- [What needs to be done]:
In the listing that follows, count each line where the word "maar" appears; write nothing but the count.
═══ Provided data ═══
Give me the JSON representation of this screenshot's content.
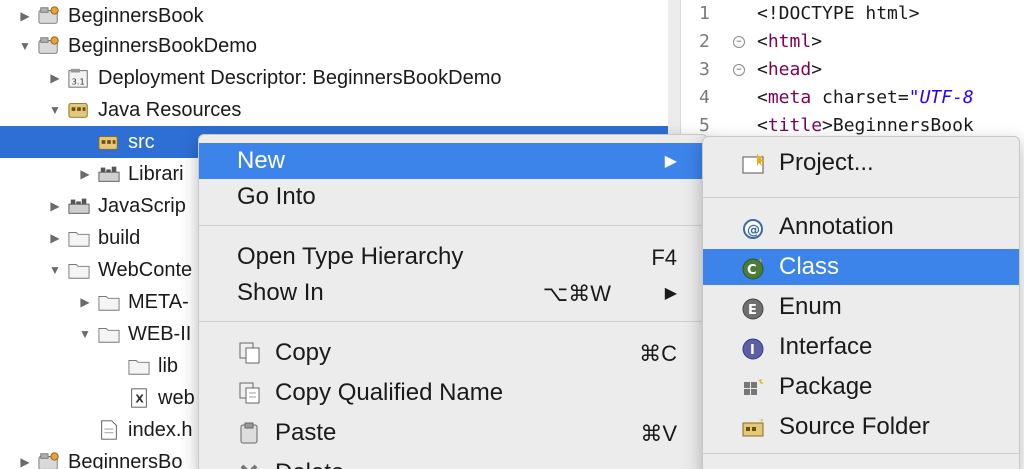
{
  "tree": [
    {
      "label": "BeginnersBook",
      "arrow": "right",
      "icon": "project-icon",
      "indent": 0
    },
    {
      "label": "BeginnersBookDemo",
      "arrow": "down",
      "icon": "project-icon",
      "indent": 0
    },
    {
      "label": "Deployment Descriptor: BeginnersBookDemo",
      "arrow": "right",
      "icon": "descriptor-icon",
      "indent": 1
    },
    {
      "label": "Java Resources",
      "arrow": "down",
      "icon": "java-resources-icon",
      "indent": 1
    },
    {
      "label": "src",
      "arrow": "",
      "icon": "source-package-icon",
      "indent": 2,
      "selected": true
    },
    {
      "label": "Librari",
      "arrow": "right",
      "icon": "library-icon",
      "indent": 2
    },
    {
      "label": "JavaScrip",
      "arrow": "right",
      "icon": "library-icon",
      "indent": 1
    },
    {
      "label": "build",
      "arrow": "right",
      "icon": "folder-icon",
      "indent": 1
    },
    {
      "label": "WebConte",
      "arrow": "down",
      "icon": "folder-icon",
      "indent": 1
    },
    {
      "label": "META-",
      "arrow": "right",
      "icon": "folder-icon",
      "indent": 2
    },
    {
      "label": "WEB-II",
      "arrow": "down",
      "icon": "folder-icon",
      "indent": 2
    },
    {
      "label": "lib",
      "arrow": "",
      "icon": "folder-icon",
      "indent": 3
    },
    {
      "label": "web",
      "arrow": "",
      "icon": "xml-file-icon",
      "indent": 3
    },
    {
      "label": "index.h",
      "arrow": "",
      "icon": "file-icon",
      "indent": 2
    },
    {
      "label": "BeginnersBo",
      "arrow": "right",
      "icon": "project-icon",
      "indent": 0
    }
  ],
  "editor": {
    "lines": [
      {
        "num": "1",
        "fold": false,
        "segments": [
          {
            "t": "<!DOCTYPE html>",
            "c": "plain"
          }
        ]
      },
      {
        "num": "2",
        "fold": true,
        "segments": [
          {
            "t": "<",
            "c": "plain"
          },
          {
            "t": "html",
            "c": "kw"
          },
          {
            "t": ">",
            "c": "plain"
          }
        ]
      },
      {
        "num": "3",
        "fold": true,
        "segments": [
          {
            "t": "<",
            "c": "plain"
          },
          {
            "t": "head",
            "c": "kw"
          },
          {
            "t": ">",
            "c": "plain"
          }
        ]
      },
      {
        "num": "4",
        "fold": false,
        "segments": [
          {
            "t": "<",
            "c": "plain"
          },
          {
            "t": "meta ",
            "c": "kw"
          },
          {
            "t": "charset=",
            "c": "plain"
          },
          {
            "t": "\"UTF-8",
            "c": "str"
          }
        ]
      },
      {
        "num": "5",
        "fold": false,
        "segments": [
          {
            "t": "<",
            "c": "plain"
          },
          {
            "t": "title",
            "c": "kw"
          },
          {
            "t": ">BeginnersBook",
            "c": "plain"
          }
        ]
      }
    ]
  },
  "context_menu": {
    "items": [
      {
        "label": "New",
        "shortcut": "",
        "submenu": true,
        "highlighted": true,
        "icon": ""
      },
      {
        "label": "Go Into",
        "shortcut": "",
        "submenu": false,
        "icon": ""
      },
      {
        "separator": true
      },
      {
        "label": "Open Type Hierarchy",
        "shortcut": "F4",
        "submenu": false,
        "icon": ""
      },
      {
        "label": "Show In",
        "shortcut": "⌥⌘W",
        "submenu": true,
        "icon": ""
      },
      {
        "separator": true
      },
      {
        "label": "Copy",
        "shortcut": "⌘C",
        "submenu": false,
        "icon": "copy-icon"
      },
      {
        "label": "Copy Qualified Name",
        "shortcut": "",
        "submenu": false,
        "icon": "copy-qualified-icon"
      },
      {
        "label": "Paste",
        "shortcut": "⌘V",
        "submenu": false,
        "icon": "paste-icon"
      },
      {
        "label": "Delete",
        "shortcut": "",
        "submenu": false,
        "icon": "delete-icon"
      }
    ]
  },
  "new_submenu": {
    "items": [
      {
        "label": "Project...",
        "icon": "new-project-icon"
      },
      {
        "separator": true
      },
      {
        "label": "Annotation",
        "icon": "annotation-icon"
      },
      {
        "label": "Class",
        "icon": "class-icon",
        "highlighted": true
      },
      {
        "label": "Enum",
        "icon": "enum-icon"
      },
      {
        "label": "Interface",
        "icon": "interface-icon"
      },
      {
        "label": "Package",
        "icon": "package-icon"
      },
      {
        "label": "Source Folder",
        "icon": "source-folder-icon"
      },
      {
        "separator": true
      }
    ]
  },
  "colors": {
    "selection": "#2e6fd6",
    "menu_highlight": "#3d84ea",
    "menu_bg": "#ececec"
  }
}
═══
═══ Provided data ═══
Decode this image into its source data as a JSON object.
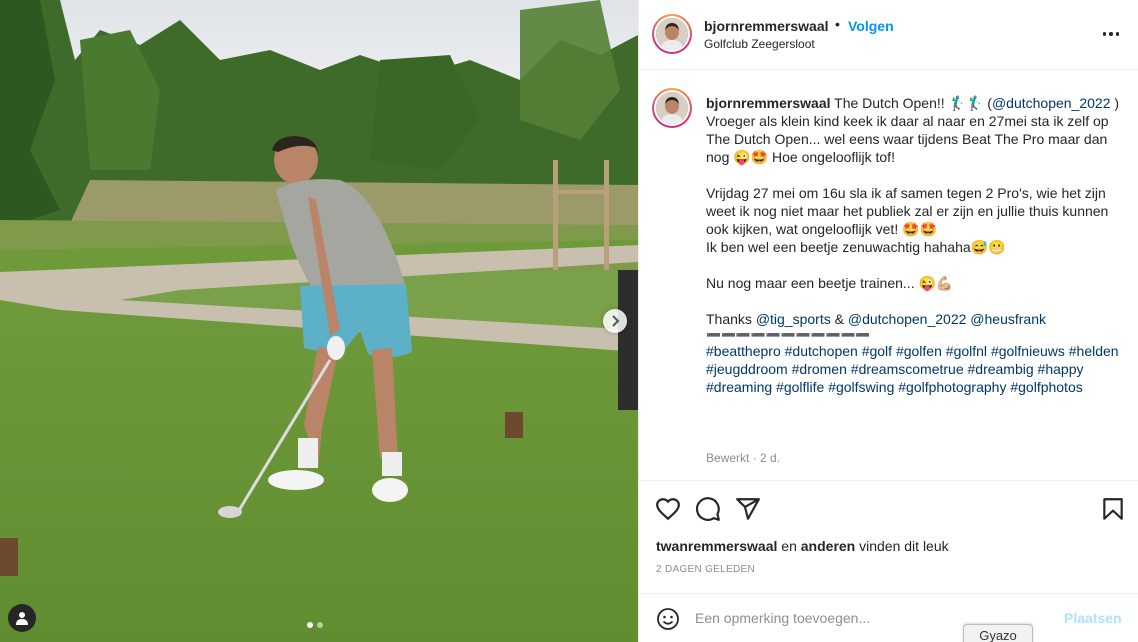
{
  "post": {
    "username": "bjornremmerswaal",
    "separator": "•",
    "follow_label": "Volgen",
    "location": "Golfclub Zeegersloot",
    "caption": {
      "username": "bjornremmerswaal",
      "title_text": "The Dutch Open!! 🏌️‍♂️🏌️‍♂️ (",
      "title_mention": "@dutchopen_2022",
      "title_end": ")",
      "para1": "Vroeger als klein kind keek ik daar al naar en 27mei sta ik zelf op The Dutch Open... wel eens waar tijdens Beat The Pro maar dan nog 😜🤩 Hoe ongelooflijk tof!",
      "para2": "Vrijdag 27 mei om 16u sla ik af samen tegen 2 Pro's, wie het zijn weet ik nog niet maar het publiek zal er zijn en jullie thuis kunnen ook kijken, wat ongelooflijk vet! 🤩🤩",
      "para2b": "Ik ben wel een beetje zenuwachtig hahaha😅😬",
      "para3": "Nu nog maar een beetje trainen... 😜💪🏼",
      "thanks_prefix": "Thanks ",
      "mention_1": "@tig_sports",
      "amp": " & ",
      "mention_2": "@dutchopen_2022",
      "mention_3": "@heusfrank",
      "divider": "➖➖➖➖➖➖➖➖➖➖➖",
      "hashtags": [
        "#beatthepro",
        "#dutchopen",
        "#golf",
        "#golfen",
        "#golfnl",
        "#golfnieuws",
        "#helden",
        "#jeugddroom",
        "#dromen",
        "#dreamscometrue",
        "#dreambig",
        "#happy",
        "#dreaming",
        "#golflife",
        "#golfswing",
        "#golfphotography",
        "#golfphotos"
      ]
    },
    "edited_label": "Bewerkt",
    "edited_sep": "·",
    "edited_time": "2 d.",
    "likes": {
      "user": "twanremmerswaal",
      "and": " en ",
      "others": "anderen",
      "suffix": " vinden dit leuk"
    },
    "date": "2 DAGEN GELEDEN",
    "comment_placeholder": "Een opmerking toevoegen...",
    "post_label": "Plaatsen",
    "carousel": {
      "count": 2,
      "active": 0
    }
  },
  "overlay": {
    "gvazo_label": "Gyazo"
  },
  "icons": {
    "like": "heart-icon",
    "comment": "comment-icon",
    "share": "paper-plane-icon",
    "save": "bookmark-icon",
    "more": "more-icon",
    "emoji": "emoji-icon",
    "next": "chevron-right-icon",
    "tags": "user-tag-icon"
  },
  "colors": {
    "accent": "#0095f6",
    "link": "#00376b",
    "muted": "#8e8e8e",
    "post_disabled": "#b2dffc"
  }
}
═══
- [Your solution]:
3